Skip to main content

Thursday Giggles: Austen Version

Mad over at Under the Mad Hat has written a Twitterfied version of Pride and Prejudice. The hilariously talented lady has titled it "Pride and Twitterverse" and it is, in fact, the entire novel as told through a long series of tweets. Those of you on Twitter are guaranteed to find this one particularly funny. My hat off to you, Mad. This is right up there with Emma Thompson's madly witty Golden Globe acceptance speech for her Sense & Sensibility screenplay. In fact, I think I'll go ahead and include that here for your related viewing pleasure. Enjoy!
Edited: I've since been informed there is a Facebook P&P as well as the Twitter one. I should have known....So for all you Facebook peeps, knock yourself out! (It really is hilarious).

Comments

  1. what will they tweet next!?

    ReplyDelete
  2. The P&P on twitter is a tad scary. Have you seen the facebook one?

    ReplyDelete
  3. Love the facebook P&P, am not so much sold on the Twitter. But Emma Thompson's acceptance speech was fantastic! Thanks for that!

    ReplyDelete
  4. Marie, I'm crossing my fingers for some Harry Potter. :)

    Janice, lol. It is, isn't it? Thanks for pointing me toward the Facebook one.

    Lana, I think I gravitated to it because Twitter is where I migrated when the Facebook malaise got to be too much for me. It's a fabulous speech, isn't it? I love her.

    ReplyDelete
  5. I loved that speech! It's actually included in the bonus material on the S&S DVD. I love watching it. =)

    ReplyDelete
  6. Cam, I do the same thing whenever I watch the movie. Lol.

    ReplyDelete
  7. That was fabulous!! I can't believe I've never seen it before. I adore Emma Thompson. Thanks for posting that, Angie!

    ReplyDelete
  8. Kay, my pleasure. :)

    ReplyDelete

Post a Comment

You Might Also Like

Review | The Unselected Journals of Emma M. Lion, Vols. 1 & 2 by Beth Brower

I feel a bit giddy finally talking to you all about this series. If you'll remember, I fell madly in love with The Q when it came out a few years ago. Now, Beth Brower is writing The Unselected Journals of Emma M. Lion—a series of novellas set in London in 1883. Each volume is an excerpt from the incorrigible Emma's journals, and the first two volumes are already available with the third on the way soon. I think they'd make rather perfect pandemic reading. Humorous and charming down to their bones, they're just what the doctor ordered to lift your spirits in this uncertain time that just proves to be too much some days. If you're experiencing one of those days, I suggest giving Volume 1a go (it's only 99 cents on Kindle, $4.99 for a trade paperback copy). It will surprise exactly none of you that I own print and digital editions of both volumes. 
Miss Emma M. Lion has waited long enough. Come hell or high water (and really, given her track record, both are likel…

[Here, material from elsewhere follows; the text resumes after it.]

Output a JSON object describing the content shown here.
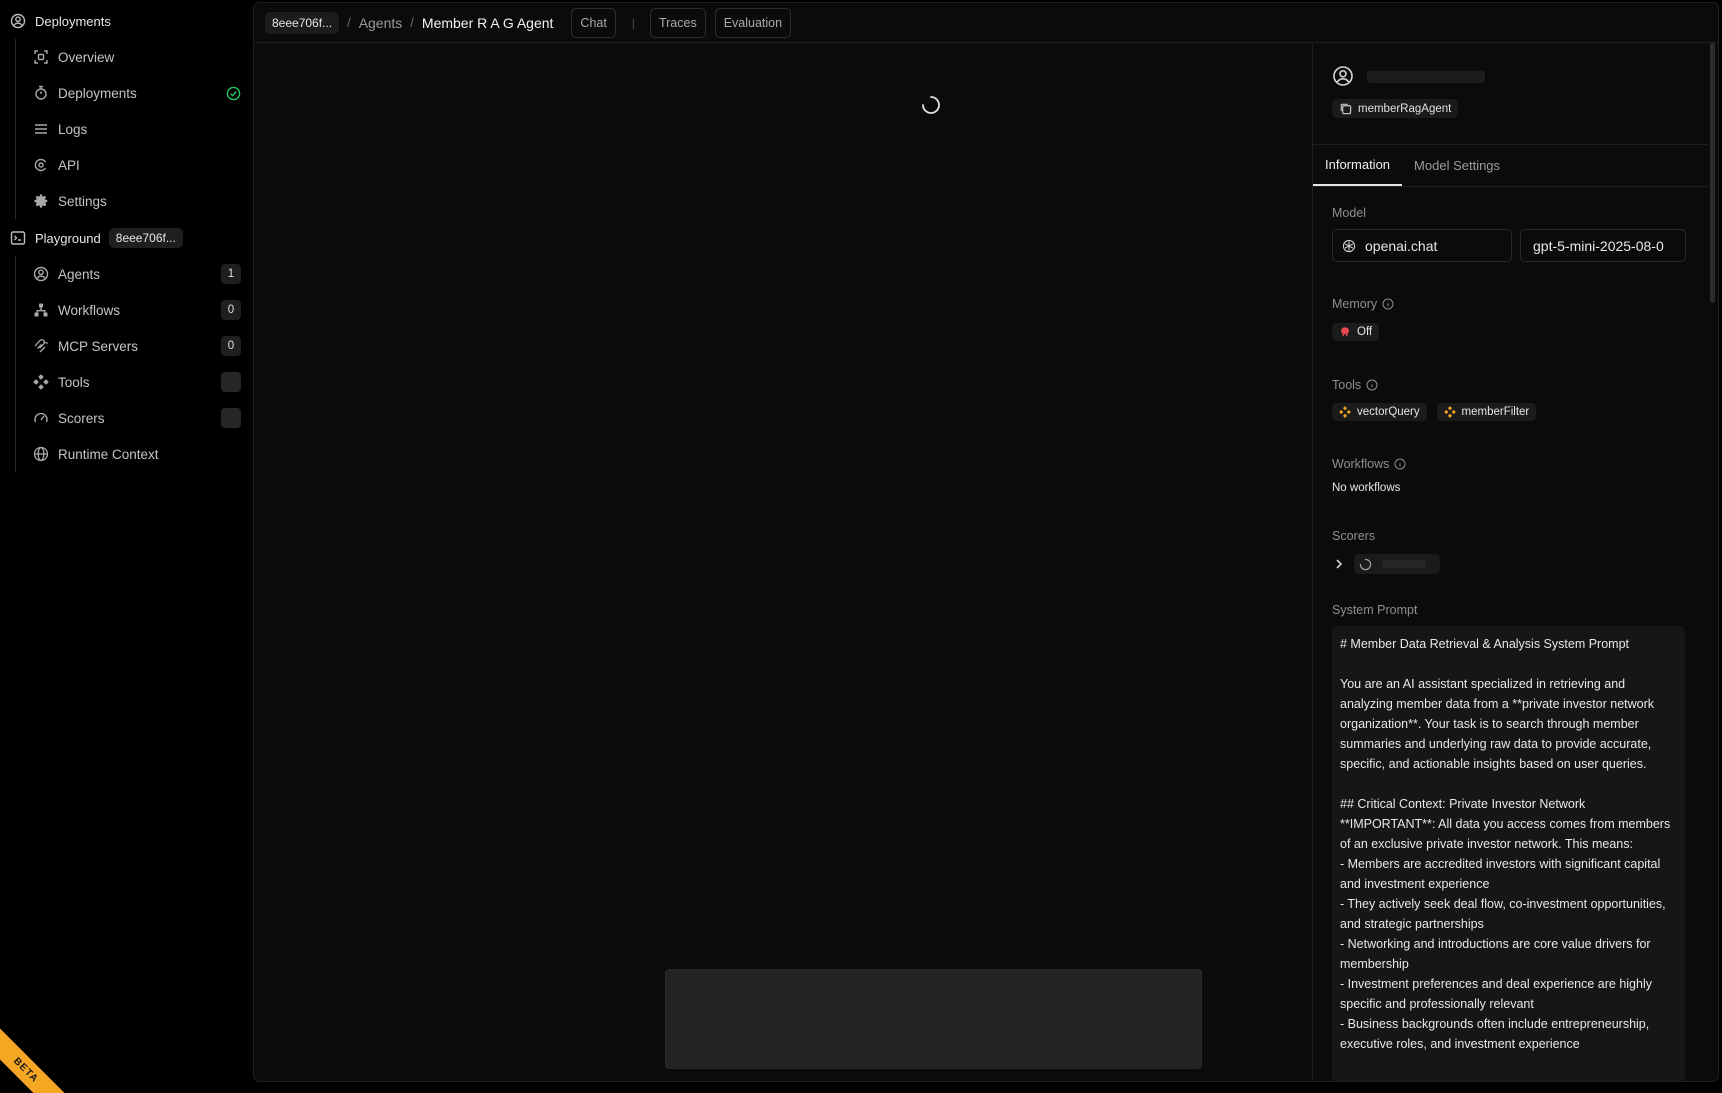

Review | If I Never Met You by Mhairi McFarlane

It's been years since I picked up a Mhairi McFarlane novel, and I'm not really sure why that is. I liked It's Not Me, It's Youwell enough (it's obvious she's quite a witty writer), but something about the execution felt off and I think I let that keep me from diving deeper into her backlist. Then came an offer to review her upcoming title If I Never Met You, and something about this one seemed to call out to me. As though it was time. As though Laurie and Jamie might be the ones. Spoiler alert: It was and they were. It was the perfect read for a couple of dreary, grey January days. While not perhaps as bubbly as I've Got Your Number, I would definitely recommend it to readers who enjoyed that novel. They share a business setting, two individuals who are more than they know themselves to be, and a wonderfully slow burn romance. Readers who love Sarra Manning and Beth O'Leary's The Flatshareshould also take note.
Comedy was tragedy plus time, but the…

Review | The Flatshare by Beth O'Leary

All it took was hearing the basic bones of the premise of Beth O'Leary's debut novel The Flatsharefor me to determine I would absolutely be reading it as soon as I possibly could. I was so delighted to be granted access to an advanced reading copy by Flatiron Books. Even better, it became apparent from the moment I read the first few lines that this reading experience would take place in one headlong rush. No significant breaks allowed, let alone required. The Flatshare was published first in the UK and then slightly later here in the U.S. I dithered over which cover to buy as both have much to recommend them, but I finally decided on the U.S. cover (pictured here). I just love the two of them standing on either side of the same door, the tiny heart between the title and author name.

Tiffy is in a massive, massive bind. Out on her ear after breaking up with her exceptionally controlling boyfriend, she needs an inexpensive place to live and she needs it yesterday. Despite her …